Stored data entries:
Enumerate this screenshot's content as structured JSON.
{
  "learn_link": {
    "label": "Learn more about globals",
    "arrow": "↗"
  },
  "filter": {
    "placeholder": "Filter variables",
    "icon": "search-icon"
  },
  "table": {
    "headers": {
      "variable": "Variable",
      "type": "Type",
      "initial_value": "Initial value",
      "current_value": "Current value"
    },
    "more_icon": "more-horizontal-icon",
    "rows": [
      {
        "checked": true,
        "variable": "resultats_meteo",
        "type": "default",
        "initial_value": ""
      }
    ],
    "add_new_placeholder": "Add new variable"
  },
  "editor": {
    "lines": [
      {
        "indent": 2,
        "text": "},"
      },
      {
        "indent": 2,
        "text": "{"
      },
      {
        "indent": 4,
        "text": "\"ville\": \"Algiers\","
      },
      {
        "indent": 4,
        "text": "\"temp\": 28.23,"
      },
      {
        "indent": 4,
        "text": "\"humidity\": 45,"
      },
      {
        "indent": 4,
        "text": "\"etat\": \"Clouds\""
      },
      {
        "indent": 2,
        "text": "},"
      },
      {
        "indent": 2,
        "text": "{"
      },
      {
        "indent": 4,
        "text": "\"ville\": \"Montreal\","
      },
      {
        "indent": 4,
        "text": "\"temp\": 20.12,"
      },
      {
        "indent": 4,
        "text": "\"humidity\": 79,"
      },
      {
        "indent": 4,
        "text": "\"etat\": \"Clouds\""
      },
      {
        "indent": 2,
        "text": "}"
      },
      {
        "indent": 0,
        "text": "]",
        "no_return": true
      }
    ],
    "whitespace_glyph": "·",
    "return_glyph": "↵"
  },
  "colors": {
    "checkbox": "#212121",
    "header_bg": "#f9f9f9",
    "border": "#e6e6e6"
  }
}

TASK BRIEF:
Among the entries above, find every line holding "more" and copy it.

RESULT OF THIS EXERCISE:
    "label": "Learn more about globals",
    "more_icon": "more-horizontal-icon",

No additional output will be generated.